  4. says

    I agree, though there is a small risk of starting a new genre of ‘awestruck mumbling’ replacing the more traditional ‘erudite and impressive’ critical mode. I think I like your approach, Matt.

  5. Danielle S. says

    I find myself feeling this way after reading much of Jeffrey Ford’s short works. I worked as a bookseller for almost 6 years and wanted to recommend his short stories and would try desperately to find the right customer to mention him too. —But, I found that I suffered from the inability to describe what is so wonderfully fantastic about his works. “Dradin in Love” produces a similar effect on me as well as “The Surgeon’s Tale.” I’ve been trying to describe and recommend your works to a friend of mine who teaches English at a local university and I struggle to describe that quality.

    Was the Lewis comment from “Surprised by Joy”? I think I remember him going on a great deal in that essay about feeling longing after listening to certain music, reading certain pieces of mythology. It might be…I don’t have a copy handy.

    So this comment is a yes-yes, I feel that way too and a thank you for also being such a quality writer and editor.

  6. Jeff VanderMeer says

    Hi, Danielle! Thanks for the kind words. The entry is actually by Matt Staggs, who is guest-blogging this week, but I have similar affection for Ford’s work.

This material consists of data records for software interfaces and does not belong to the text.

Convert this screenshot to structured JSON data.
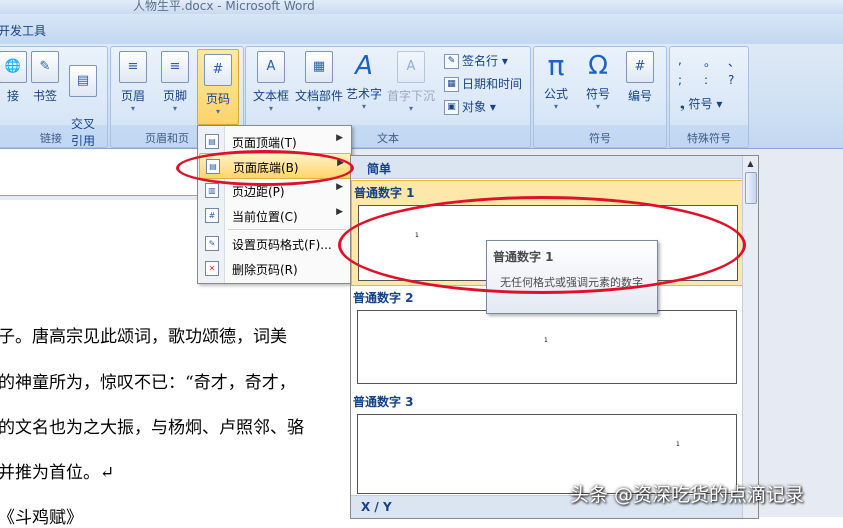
{
  "window": {
    "title": "人物生平.docx - Microsoft Word"
  },
  "ribbon_tab": {
    "label": "开发工具"
  },
  "ribbon": {
    "groups": [
      {
        "label": "链接",
        "buttons": [
          "接",
          "书签",
          "交叉\n引用"
        ]
      },
      {
        "label": "页眉和页",
        "buttons": [
          "页眉",
          "页脚",
          "页码"
        ]
      },
      {
        "label": "文本",
        "buttons": [
          "文本框",
          "文档部件",
          "艺术字",
          "首字下沉"
        ],
        "small": [
          "签名行",
          "日期和时间",
          "对象"
        ]
      },
      {
        "label": "符号",
        "buttons": [
          "公式",
          "符号",
          "编号"
        ]
      },
      {
        "label": "特殊符号",
        "small": [
          "符号"
        ]
      }
    ],
    "symbols_grid": [
      ",",
      "。",
      "、",
      ";",
      ":",
      "?"
    ]
  },
  "page_number_menu": {
    "items": [
      {
        "label": "页面顶端(T)",
        "submenu": true
      },
      {
        "label": "页面底端(B)",
        "submenu": true,
        "highlighted": true
      },
      {
        "label": "页边距(P)",
        "submenu": true
      },
      {
        "label": "当前位置(C)",
        "submenu": true
      },
      {
        "label": "设置页码格式(F)...",
        "submenu": false
      },
      {
        "label": "删除页码(R)",
        "submenu": false
      }
    ]
  },
  "gallery": {
    "section": "简单",
    "items": [
      {
        "title": "普通数字 1",
        "preview_number": "1"
      },
      {
        "title": "普通数字 2",
        "preview_number": "1"
      },
      {
        "title": "普通数字 3",
        "preview_number": "1"
      }
    ],
    "next_section": "X / Y"
  },
  "tooltip": {
    "title": "普通数字 1",
    "description": "无任何格式或强调元素的数字"
  },
  "document": {
    "lines": [
      "子。唐高宗见此颂词，歌功颂德，词美",
      "的神童所为，惊叹不已：“奇才，奇才，",
      "的文名也为之大振，与杨炯、卢照邻、骆",
      "   并推为首位。↵",
      "《斗鸡赋》"
    ]
  },
  "watermark": "头条 @资深吃货的点滴记录",
  "colors": {
    "highlight": "#ffd56a",
    "annotation_red": "#e0102a",
    "ribbon_text": "#15428b"
  }
}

    The music analogy is apt. I know Nathan Ballingrud and I have talked about this–about how ideally you’re trying in the fiction to evoke the same feelings/intensity certain music does, and how frustrating it can be when dealing with words, which aren’t as immediate as the notes to a song, to try to get to that place. So I’m much chuffed you’d use that comparison.


  7. says

    Matt, I had almost an identical reaction to this collection. It was hard for me to find words other than, “It’s . . . well . . . it’s . . . it’s just awesome, okay? Go read it!” Though I did manage to burble on for a bit. I plan to look at the book again closer to November, and do an intense reading of the title story.

  8. says

    Hell yes. I was listening to Ford read one of his stories at Readercon earlier this year, and after he was finished I turned to Michael Cisco and said, “You know, this guy is one of the best writers of short fantasy in the world today.” Cisco agreed, of course, and it’s no exaggeration. Ford is truly phenomenal. I like his novels, but it’s as a short story writer that he really achieves his genius. If there’s a world 150 years from now, and it’s still worth living in, then he’ll have been canonized.

  9. Danielle S. says

    Whoops! Thank you, Matt and Jeff. What a mistake to make. But thank you for the gracious reply, Mr. Vandermeer.

    We all know that there is a unique connection between music and math, but I really think that we forget how great music and literature can share so many qualities especially in an evocative sense.